_Activity:_ Though the entries hold pictures, only their text should be duplicated, exactly and in full.

App and web page records
Content starts
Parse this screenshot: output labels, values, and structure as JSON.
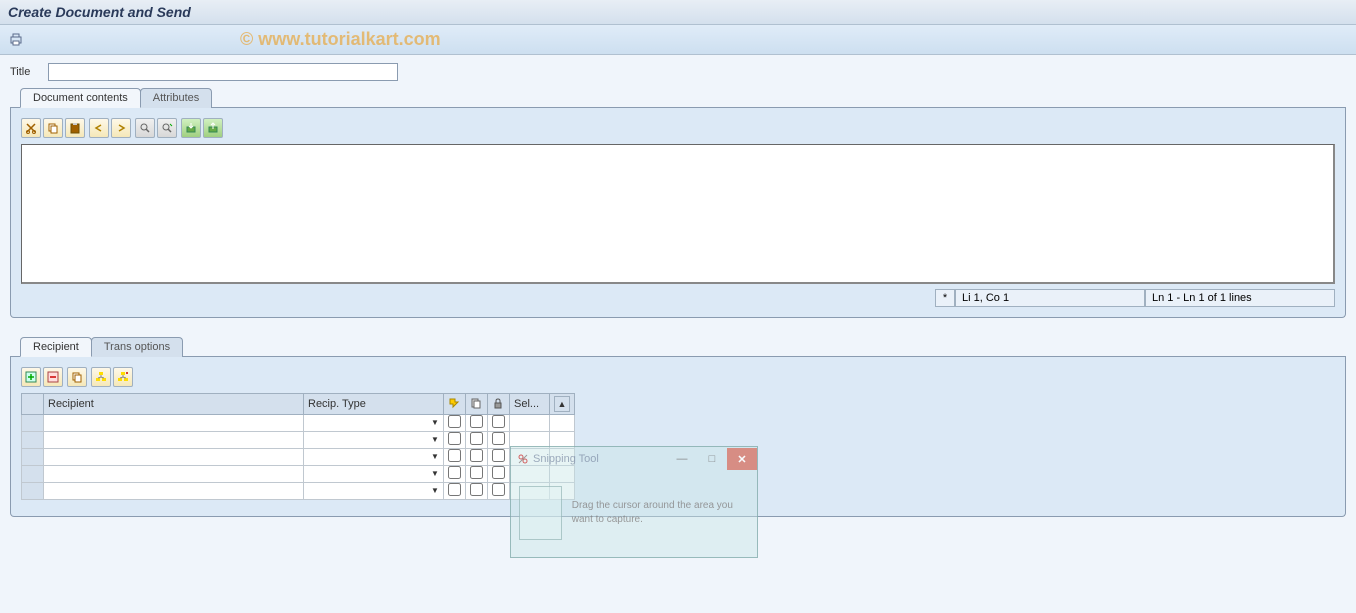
{
  "titlebar": {
    "text": "Create Document and Send"
  },
  "watermark": "© www.tutorialkart.com",
  "form": {
    "title_label": "Title",
    "title_value": ""
  },
  "upper_tabs": [
    {
      "label": "Document contents",
      "active": true
    },
    {
      "label": "Attributes",
      "active": false
    }
  ],
  "editor": {
    "content": "",
    "status_star": "*",
    "status_pos": "Li 1, Co 1",
    "status_lines": "Ln 1 - Ln 1 of 1 lines"
  },
  "lower_tabs": [
    {
      "label": "Recipient",
      "active": true
    },
    {
      "label": "Trans options",
      "active": false
    }
  ],
  "recip_table": {
    "headers": {
      "recipient": "Recipient",
      "recip_type": "Recip. Type",
      "sel": "Sel..."
    },
    "rows": [
      {
        "recipient": "",
        "type": "",
        "c1": false,
        "c2": false,
        "c3": false
      },
      {
        "recipient": "",
        "type": "",
        "c1": false,
        "c2": false,
        "c3": false
      },
      {
        "recipient": "",
        "type": "",
        "c1": false,
        "c2": false,
        "c3": false
      },
      {
        "recipient": "",
        "type": "",
        "c1": false,
        "c2": false,
        "c3": false
      },
      {
        "recipient": "",
        "type": "",
        "c1": false,
        "c2": false,
        "c3": false
      }
    ]
  },
  "snipping": {
    "title": "Snipping Tool",
    "hint": "Drag the cursor around the area you want to capture."
  }
}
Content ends
_Problem solution:_
Parse this screenshot: output labels, values, and structure as JSON.
{
  "titlebar": {
    "text": "Create Document and Send"
  },
  "watermark": "© www.tutorialkart.com",
  "form": {
    "title_label": "Title",
    "title_value": ""
  },
  "upper_tabs": [
    {
      "label": "Document contents",
      "active": true
    },
    {
      "label": "Attributes",
      "active": false
    }
  ],
  "editor": {
    "content": "",
    "status_star": "*",
    "status_pos": "Li 1, Co 1",
    "status_lines": "Ln 1 - Ln 1 of 1 lines"
  },
  "lower_tabs": [
    {
      "label": "Recipient",
      "active": true
    },
    {
      "label": "Trans options",
      "active": false
    }
  ],
  "recip_table": {
    "headers": {
      "recipient": "Recipient",
      "recip_type": "Recip. Type",
      "sel": "Sel..."
    },
    "rows": [
      {
        "recipient": "",
        "type": "",
        "c1": false,
        "c2": false,
        "c3": false
      },
      {
        "recipient": "",
        "type": "",
        "c1": false,
        "c2": false,
        "c3": false
      },
      {
        "recipient": "",
        "type": "",
        "c1": false,
        "c2": false,
        "c3": false
      },
      {
        "recipient": "",
        "type": "",
        "c1": false,
        "c2": false,
        "c3": false
      },
      {
        "recipient": "",
        "type": "",
        "c1": false,
        "c2": false,
        "c3": false
      }
    ]
  },
  "snipping": {
    "title": "Snipping Tool",
    "hint": "Drag the cursor around the area you want to capture."
  }
}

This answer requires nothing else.